Poker is a card game played by two or more players. It is a game of skill and chance with many strategic elements. It can be played in a variety of settings, including traditional casinos, online, or at home. Some people play poker to socialize with friends, while others take it seriously as a way to make money. There are even professional tournaments where the stakes can be high.
One of the biggest reasons to play poker is that it can teach you how to control your emotions. This is a crucial lesson for anyone who wants to succeed in life. Being able to stay calm and think clearly when making decisions will help you avoid costly mistakes and achieve your goals. It can also reduce your stress levels and give you a natural energy boost.
Another thing that poker teaches you is how to be a good reader of your opponents. This is an essential skill for any poker player. Being able to read your opponent’s expressions, their body language, and how much they are betting can give you a lot of information about what type of hand they have. This can help you make more accurate decisions about whether to call, raise, or fold.
In poker, each betting interval, or round, begins when a player, in turn, places a bet of one or more chips into the pot. The players to the left must either call that bet by putting the same amount of chips into the pot, raise it, or drop (fold). If a player drops, they lose any chips they have put into the pot and are out of the hand.
Learning to read your opponent is a complex process and takes time. However, it can be very profitable if done correctly. Once you can read your opponent, you can make more informed decisions and become a more profitable player. This is especially true when you begin playing at higher limits where your opponents are more aggressive and will raise or bluff more often.
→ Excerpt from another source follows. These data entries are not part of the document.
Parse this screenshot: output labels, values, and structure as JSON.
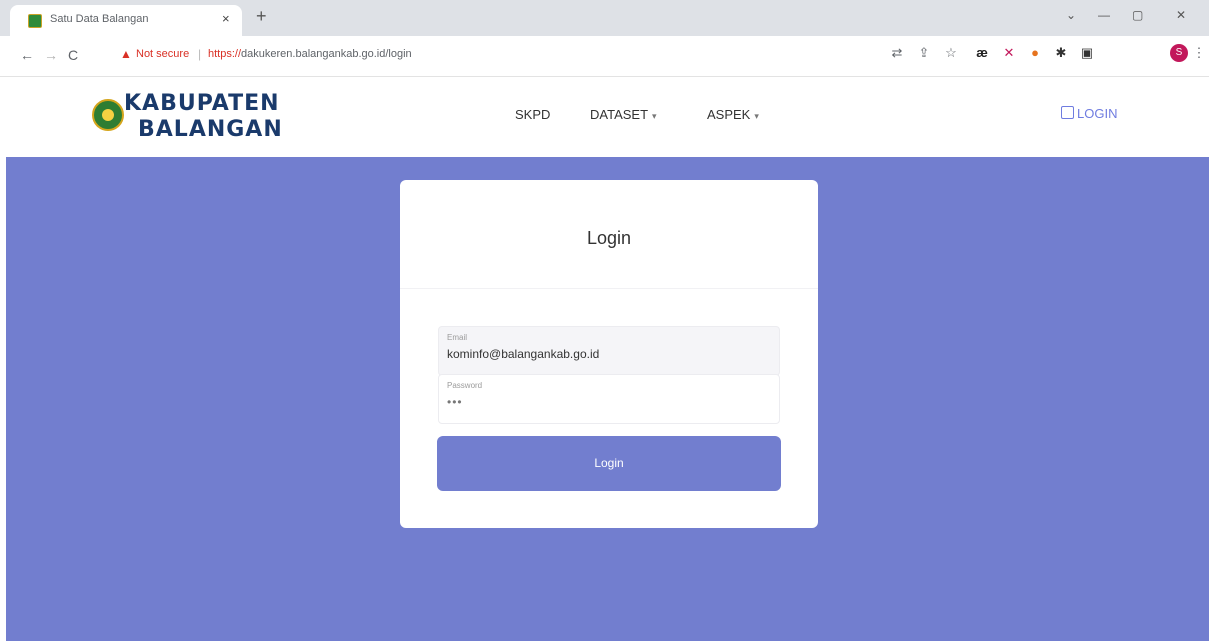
{
  "browser": {
    "tab_title": "Satu Data Balangan",
    "tab_close": "×",
    "new_tab": "+",
    "window_controls": {
      "collapse": "⌄",
      "minimize": "—",
      "maximize": "▢",
      "close": "✕"
    },
    "nav": {
      "back": "←",
      "forward": "→",
      "reload": "C"
    },
    "security_label": "Not secure",
    "url_scheme": "https://",
    "url_rest": "dakukeren.balangankab.go.id/login",
    "extensions": [
      "translate-icon",
      "share-icon",
      "star-icon",
      "ae-icon",
      "cross-ext-icon",
      "colorful-ext-icon",
      "puzzle-icon",
      "sidebar-icon"
    ],
    "profile_initial": "S",
    "menu": "⋮"
  },
  "header": {
    "logo_line1": "KABUPATEN",
    "logo_line2": "BALANGAN",
    "nav": [
      {
        "label": "SKPD",
        "dropdown": false
      },
      {
        "label": "DATASET",
        "dropdown": true
      },
      {
        "label": "ASPEK",
        "dropdown": true
      }
    ],
    "login_label": "LOGIN"
  },
  "login_form": {
    "title": "Login",
    "email_label": "Email",
    "email_value": "kominfo@balangankab.go.id",
    "password_label": "Password",
    "password_value": "•••",
    "submit_label": "Login"
  },
  "colors": {
    "accent": "#727ecf",
    "warning": "#d93025",
    "logo_text": "#1a3a6b"
  }
}
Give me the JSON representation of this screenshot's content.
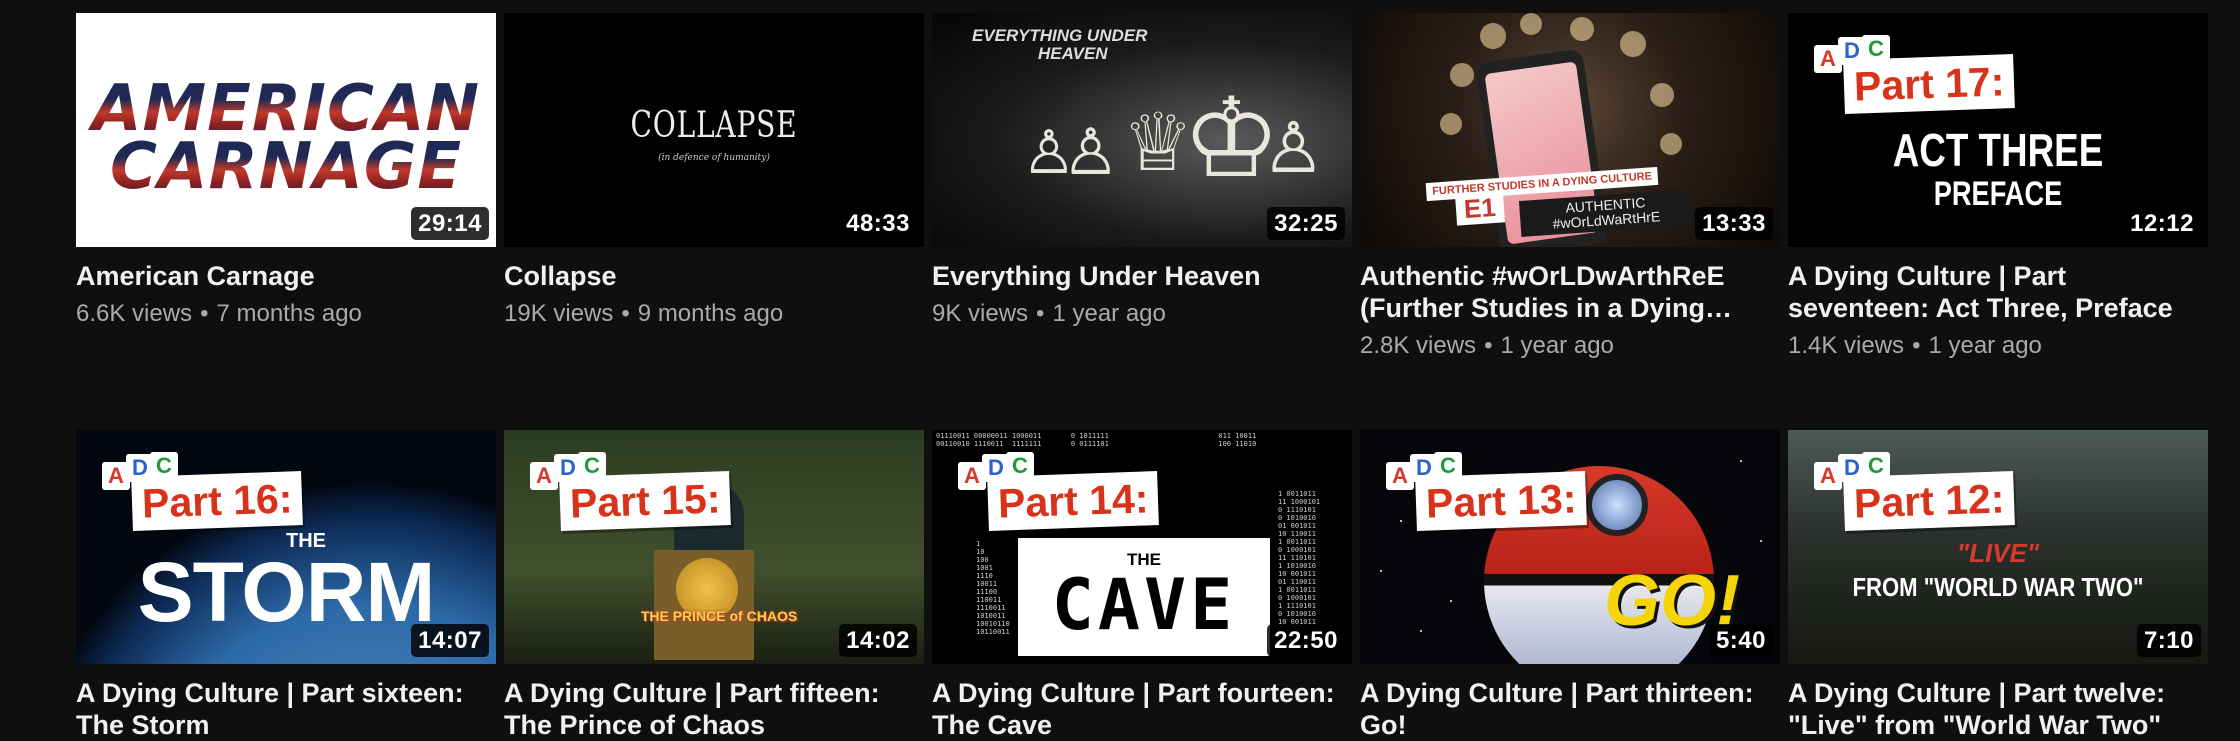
{
  "videos": [
    {
      "title": "American Carnage",
      "views": "6.6K views",
      "age": "7 months ago",
      "duration": "29:14",
      "thumb_text": [
        "AMERICAN",
        "CARNAGE"
      ]
    },
    {
      "title": "Collapse",
      "views": "19K views",
      "age": "9 months ago",
      "duration": "48:33",
      "thumb_text": [
        "COLLAPSE",
        "(in defence of humanity)"
      ]
    },
    {
      "title": "Everything Under Heaven",
      "views": "9K views",
      "age": "1 year ago",
      "duration": "32:25",
      "thumb_text": [
        "EVERYTHING UNDER",
        "HEAVEN"
      ]
    },
    {
      "title": "Authentic #wOrLDwArthReE (Further Studies in a Dying Culture)",
      "views": "2.8K views",
      "age": "1 year ago",
      "duration": "13:33",
      "thumb_text": [
        "FURTHER STUDIES IN A DYING CULTURE",
        "E1",
        "AUTHENTIC",
        "#wOrLdWaRtHrE"
      ]
    },
    {
      "title": "A Dying Culture | Part seventeen: Act Three, Preface",
      "views": "1.4K views",
      "age": "1 year ago",
      "duration": "12:12",
      "thumb_text": [
        "Part 17:",
        "ACT THREE",
        "PREFACE"
      ]
    },
    {
      "title": "A Dying Culture | Part sixteen: The Storm",
      "duration": "14:07",
      "thumb_text": [
        "Part 16:",
        "THE",
        "STORM"
      ]
    },
    {
      "title": "A Dying Culture | Part fifteen: The Prince of Chaos",
      "duration": "14:02",
      "thumb_text": [
        "Part 15:",
        "THE PRINCE of CHAOS"
      ]
    },
    {
      "title": "A Dying Culture | Part fourteen: The Cave",
      "duration": "22:50",
      "thumb_text": [
        "Part 14:",
        "THE",
        "CAVE"
      ]
    },
    {
      "title": "A Dying Culture | Part thirteen: Go!",
      "duration": "5:40",
      "thumb_text": [
        "Part 13:",
        "GO!"
      ]
    },
    {
      "title": "A Dying Culture | Part twelve: \"Live\" from \"World War Two\"",
      "duration": "7:10",
      "thumb_text": [
        "Part 12:",
        "\"LIVE\"",
        "FROM \"WORLD WAR TWO\""
      ]
    }
  ],
  "adc_logo": [
    "A",
    "D",
    "C"
  ],
  "colors": {
    "background": "#0f0f0f",
    "title": "#f1f1f1",
    "meta": "#aaaaaa",
    "part_label": "#d8321b"
  }
}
While it is important to be aggressive when you have a strong poker hand, over-aggression can cost you a lot of money. It is also vital to learn how to put your opponent on a range so that you can make more informed decisions about how to play your hand. This is an advanced concept but once you master it you will see a huge improvement in your poker results.
Poker can also help you develop quick math skills. It requires you to calculate odds quickly so that you can decide whether to call or raise a bet. This type of critical thinking is also a great exercise for your brain and can help to strengthen the myelin fibers that protect your neural pathways. This is an important part of your cognitive health, so poker can be beneficial for your long-term mental health.